Women in China who have been labeled “witches” are facing harsh social consequences that force them to band together and live in mutual understanding, a new study shows.
In a paper published in Nature Human Behavior on Jan. 8, a team of researchers found that 13.7% of a rural farming community in southwestern China were labeled zhu or “witch” by their neighbors.
They also figured that these “witches” — and their families — face difficult social consequences that are somehow mitigated if they group together.
For one, zhu families were less likely to get farming help and participate in community activities.
In addition, they were more likely to have children with similar families than with non-zhu families.
Zhu, also called zhubo, is believed to be transferable from a household that has it to another without through valuable objects such as gold, silver and silk.
However, accusing someone of being a “witch” in China is illegal.
“Zhu households are believed to raise snakes, and poison people by providing them polluted food or simply by eye contact,” Ting Ji, an anthropologist at the Chinese Academy of Sciences who worked on the study, said via the Associated Press.
“The rumor of one household got ‘zhu’ will spread quickly in the villages and to the neighboring villages.”
Interestingly, the researchers also found that the label is usually applied to middle-aged women who head wealthier households.

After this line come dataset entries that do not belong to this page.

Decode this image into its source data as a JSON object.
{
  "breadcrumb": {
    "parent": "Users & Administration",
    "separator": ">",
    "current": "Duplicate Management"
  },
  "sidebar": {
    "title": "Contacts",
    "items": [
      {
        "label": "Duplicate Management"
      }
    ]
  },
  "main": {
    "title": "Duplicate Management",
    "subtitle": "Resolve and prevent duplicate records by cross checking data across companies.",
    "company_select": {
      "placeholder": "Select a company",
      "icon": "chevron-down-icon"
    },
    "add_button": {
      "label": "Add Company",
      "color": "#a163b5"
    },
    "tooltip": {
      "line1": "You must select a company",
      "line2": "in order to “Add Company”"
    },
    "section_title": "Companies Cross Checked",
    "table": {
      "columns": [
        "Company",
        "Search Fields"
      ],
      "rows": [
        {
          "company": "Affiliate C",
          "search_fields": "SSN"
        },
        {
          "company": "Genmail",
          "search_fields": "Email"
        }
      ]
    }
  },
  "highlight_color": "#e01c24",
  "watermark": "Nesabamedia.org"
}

These women also had less children than non-zhu families.
But perhaps more importantly, the label is often designated to women who have been blamed for others’ misfortune.
Ting and her colleagues wrote, “Our finding that the label is more likely to fall on wealthier and female-headed households fits with anecdotal accounts from other populations of accusations arising out of jealousy or spite, directed particularly at women.”
While these “witches” are ostracized in their own community, it must be noted that the researchers found no evidence that they are less cooperative than non-zhu households.